_Task details:_ Whenever a line of the data below holds the string "this", copy that line.

_Data for the task:_
====

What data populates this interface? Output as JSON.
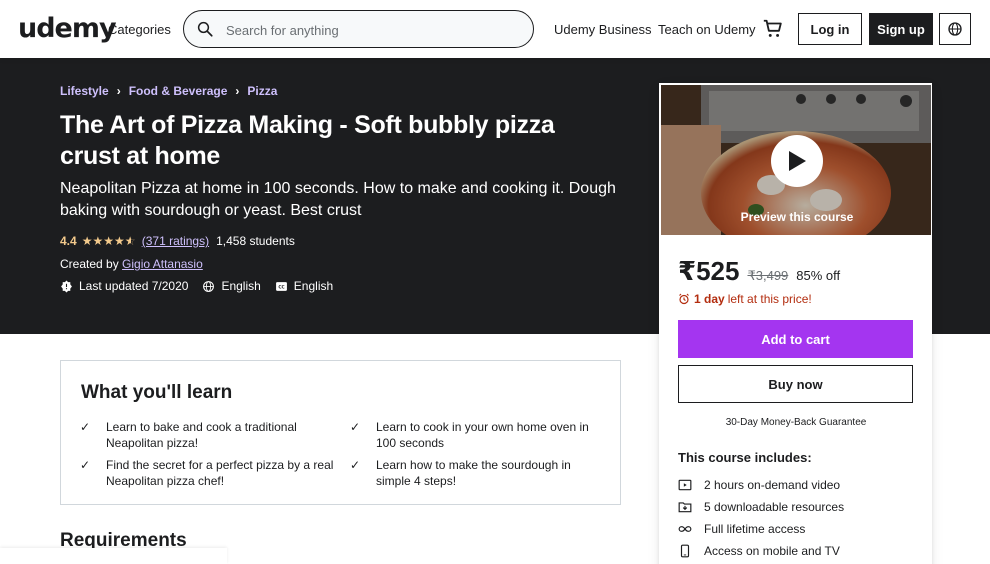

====

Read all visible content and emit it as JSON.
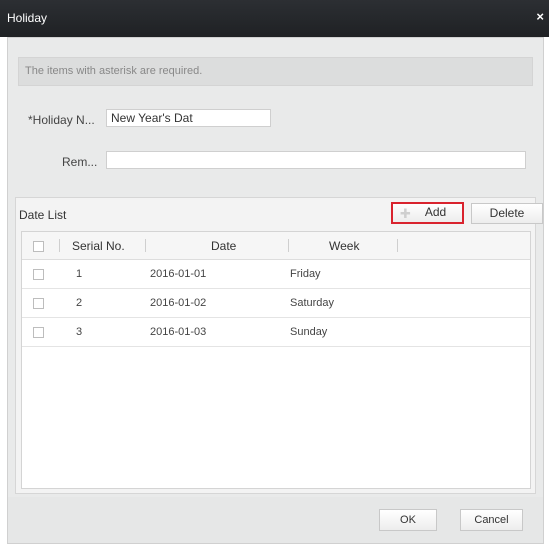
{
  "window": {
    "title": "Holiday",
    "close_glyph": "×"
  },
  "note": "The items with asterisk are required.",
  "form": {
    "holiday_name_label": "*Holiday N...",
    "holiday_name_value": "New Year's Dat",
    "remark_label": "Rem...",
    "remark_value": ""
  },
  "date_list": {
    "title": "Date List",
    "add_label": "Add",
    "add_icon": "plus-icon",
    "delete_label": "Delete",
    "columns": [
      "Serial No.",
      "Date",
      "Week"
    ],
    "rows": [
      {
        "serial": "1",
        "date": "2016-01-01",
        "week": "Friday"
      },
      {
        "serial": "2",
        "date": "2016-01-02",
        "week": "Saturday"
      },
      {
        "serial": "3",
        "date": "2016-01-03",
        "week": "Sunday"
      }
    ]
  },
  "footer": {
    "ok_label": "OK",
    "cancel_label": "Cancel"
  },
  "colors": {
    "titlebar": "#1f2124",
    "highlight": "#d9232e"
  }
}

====

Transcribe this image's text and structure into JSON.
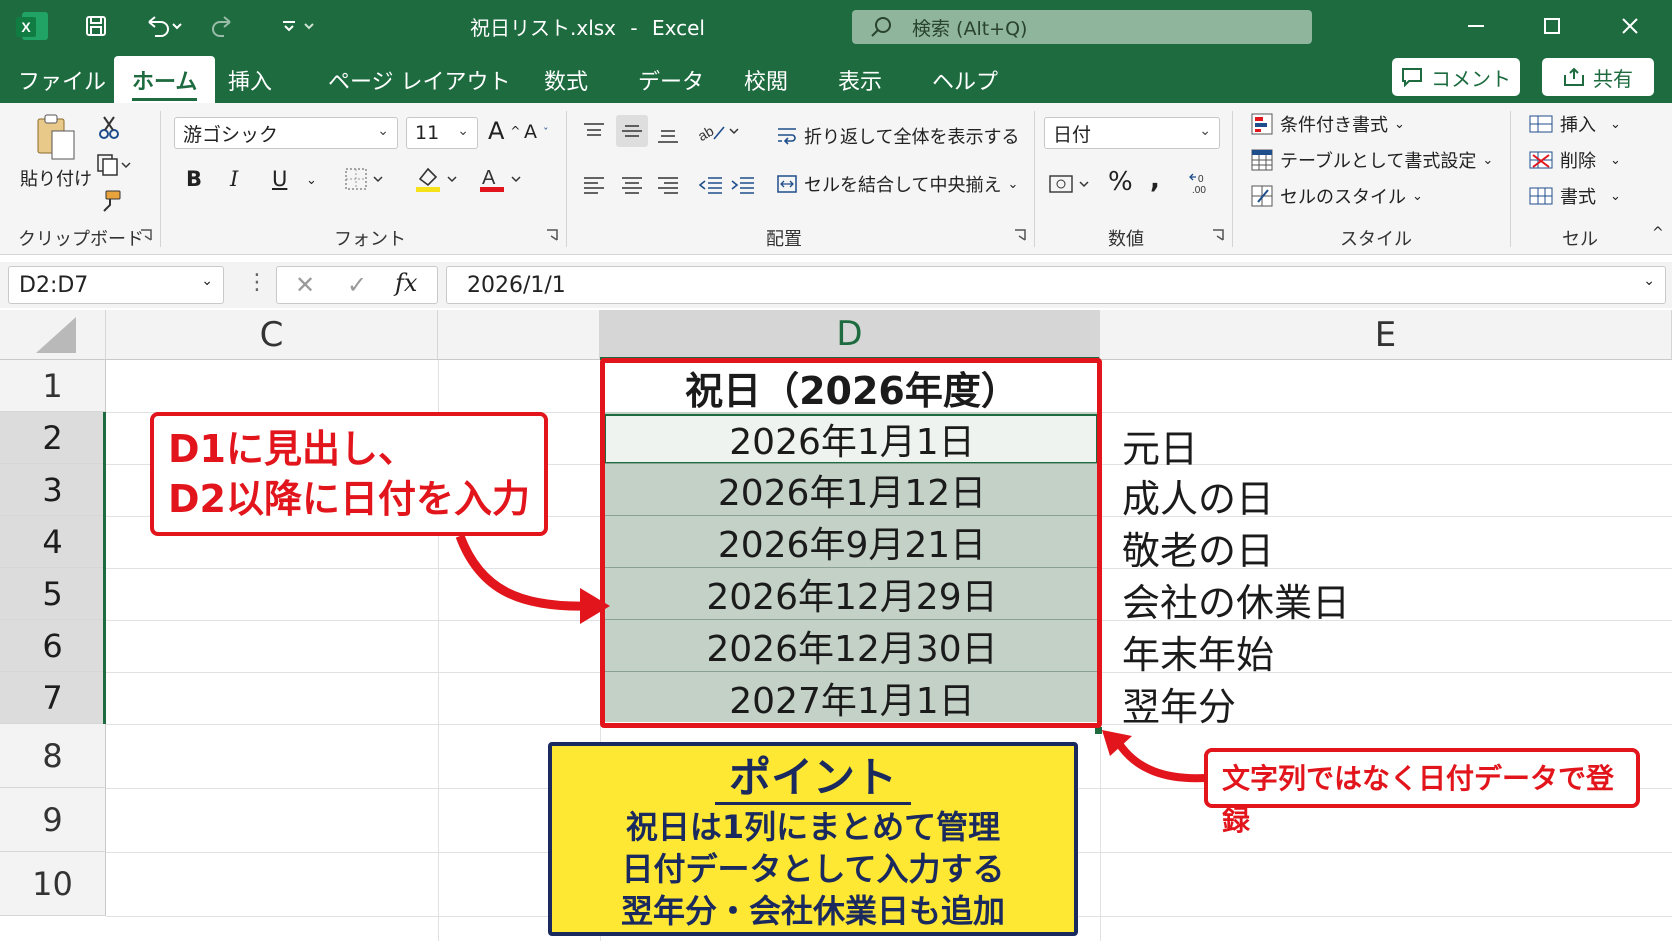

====

_Answer section:_
What data populates this interface? Output as JSON.
Transcribe this image's text and structure into JSON.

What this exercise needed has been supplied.